What the exercise asks: Your task is to find every line of the data that holds the string "Eigenschaften" and copy it.

Items from an interface collection:
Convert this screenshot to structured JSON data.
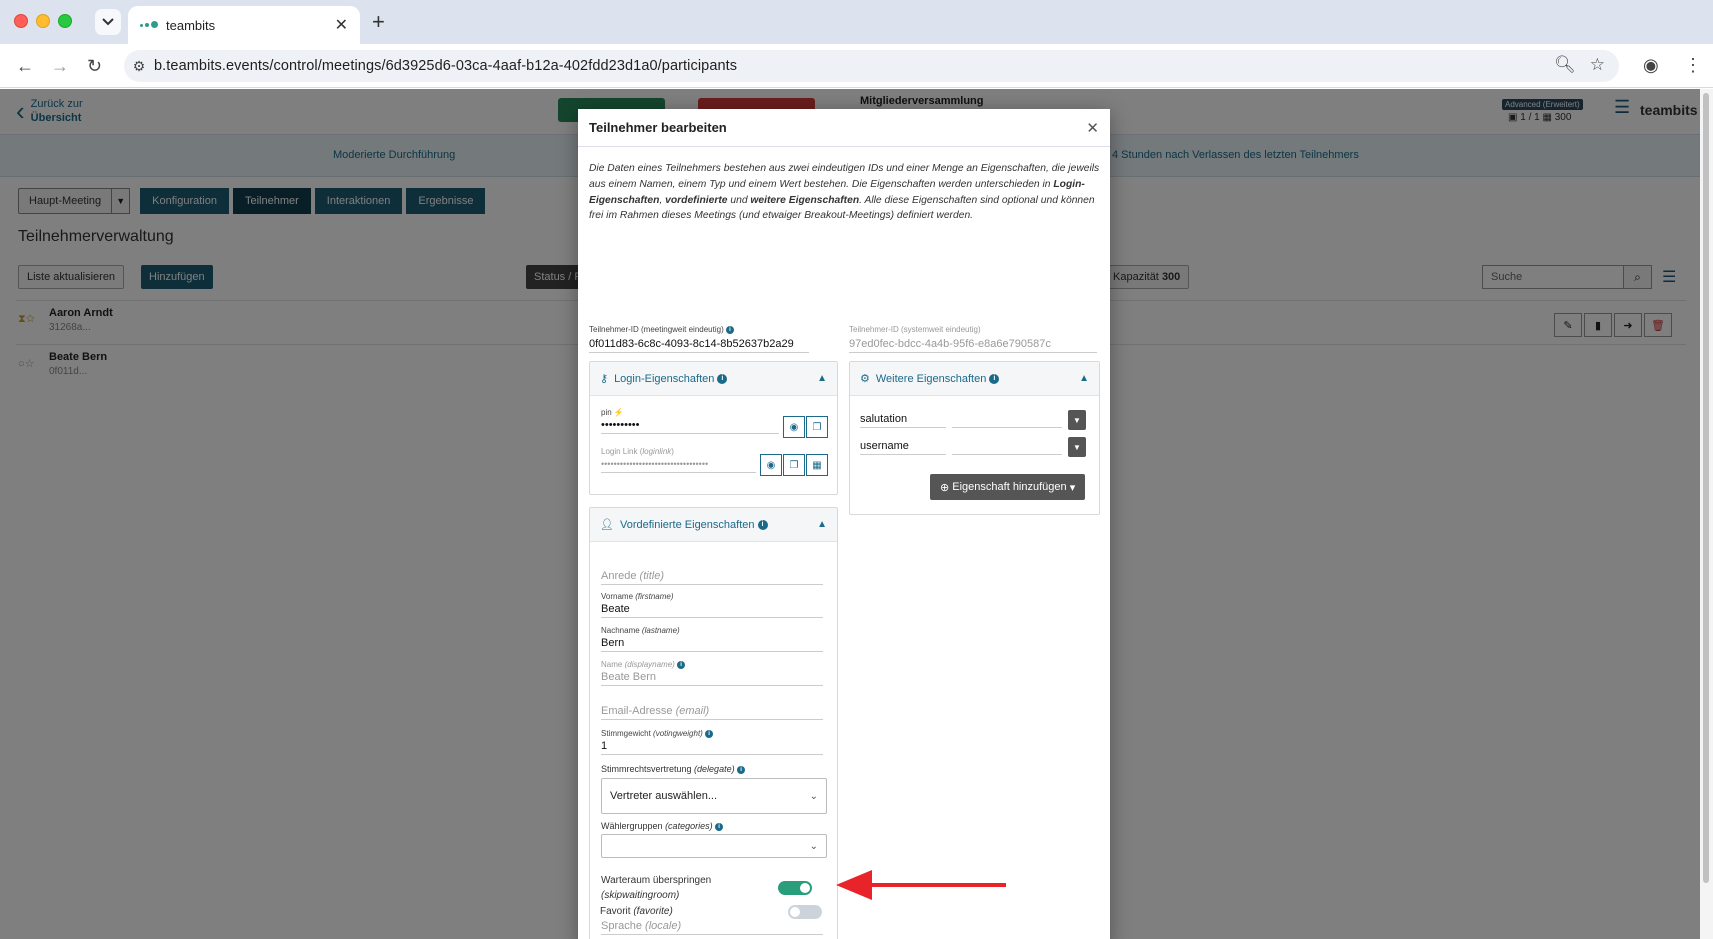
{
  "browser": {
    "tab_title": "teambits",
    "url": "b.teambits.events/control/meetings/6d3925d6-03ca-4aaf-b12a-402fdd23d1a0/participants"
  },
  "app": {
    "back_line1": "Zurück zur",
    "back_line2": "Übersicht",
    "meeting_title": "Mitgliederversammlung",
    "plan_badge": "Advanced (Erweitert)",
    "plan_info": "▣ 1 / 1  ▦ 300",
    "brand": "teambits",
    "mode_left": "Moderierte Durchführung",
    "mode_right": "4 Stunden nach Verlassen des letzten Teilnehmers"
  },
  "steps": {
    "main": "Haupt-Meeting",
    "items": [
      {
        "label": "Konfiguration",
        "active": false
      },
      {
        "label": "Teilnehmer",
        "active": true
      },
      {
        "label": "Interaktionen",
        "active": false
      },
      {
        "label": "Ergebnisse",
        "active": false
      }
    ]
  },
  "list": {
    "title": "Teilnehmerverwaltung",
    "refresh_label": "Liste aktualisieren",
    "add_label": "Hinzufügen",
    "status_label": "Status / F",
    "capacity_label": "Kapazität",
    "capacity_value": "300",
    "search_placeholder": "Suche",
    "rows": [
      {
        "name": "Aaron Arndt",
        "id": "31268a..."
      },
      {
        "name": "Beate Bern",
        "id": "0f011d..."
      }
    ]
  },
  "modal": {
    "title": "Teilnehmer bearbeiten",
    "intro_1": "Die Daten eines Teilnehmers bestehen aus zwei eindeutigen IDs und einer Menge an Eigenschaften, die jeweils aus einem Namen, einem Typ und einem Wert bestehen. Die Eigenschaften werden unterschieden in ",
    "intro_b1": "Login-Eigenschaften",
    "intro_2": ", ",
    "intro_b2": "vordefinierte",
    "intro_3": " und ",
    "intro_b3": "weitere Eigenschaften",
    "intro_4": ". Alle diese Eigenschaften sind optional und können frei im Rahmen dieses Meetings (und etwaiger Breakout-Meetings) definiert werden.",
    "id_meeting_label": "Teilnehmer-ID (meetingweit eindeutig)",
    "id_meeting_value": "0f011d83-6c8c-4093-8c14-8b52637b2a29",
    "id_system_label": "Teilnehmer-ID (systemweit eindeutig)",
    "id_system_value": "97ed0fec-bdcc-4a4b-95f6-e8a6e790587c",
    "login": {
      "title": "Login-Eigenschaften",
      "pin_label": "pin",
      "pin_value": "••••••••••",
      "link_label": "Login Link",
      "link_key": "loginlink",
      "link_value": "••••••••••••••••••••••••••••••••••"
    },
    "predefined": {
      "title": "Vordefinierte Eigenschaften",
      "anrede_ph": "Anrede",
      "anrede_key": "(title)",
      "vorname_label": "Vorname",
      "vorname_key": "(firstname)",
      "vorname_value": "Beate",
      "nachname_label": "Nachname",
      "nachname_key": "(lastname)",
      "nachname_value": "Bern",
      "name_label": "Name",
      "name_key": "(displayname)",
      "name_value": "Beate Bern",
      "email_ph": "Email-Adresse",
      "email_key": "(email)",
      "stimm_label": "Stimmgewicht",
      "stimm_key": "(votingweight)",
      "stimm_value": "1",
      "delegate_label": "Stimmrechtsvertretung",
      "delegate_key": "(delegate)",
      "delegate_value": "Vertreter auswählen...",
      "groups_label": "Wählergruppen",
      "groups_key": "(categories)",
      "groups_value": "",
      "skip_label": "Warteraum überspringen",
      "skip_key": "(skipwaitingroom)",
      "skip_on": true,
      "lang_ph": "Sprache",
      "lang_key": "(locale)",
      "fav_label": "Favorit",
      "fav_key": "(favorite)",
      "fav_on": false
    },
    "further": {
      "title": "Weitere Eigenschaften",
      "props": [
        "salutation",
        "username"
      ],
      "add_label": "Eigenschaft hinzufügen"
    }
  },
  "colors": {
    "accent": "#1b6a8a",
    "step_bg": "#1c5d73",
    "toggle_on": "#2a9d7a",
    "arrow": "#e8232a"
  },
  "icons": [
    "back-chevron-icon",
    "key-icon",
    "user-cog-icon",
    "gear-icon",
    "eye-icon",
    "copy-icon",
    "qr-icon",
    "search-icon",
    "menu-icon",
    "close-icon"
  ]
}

Exercise answer:
    "intro_1": "Die Daten eines Teilnehmers bestehen aus zwei eindeutigen IDs und einer Menge an Eigenschaften, die jeweils aus einem Namen, einem Typ und einem Wert bestehen. Die Eigenschaften werden unterschieden in ",
    "intro_b1": "Login-Eigenschaften",
    "intro_b3": "weitere Eigenschaften",
    "intro_4": ". Alle diese Eigenschaften sind optional und können frei im Rahmen dieses Meetings (und etwaiger Breakout-Meetings) definiert werden.",
      "title": "Login-Eigenschaften",
      "title": "Vordefinierte Eigenschaften",
      "title": "Weitere Eigenschaften",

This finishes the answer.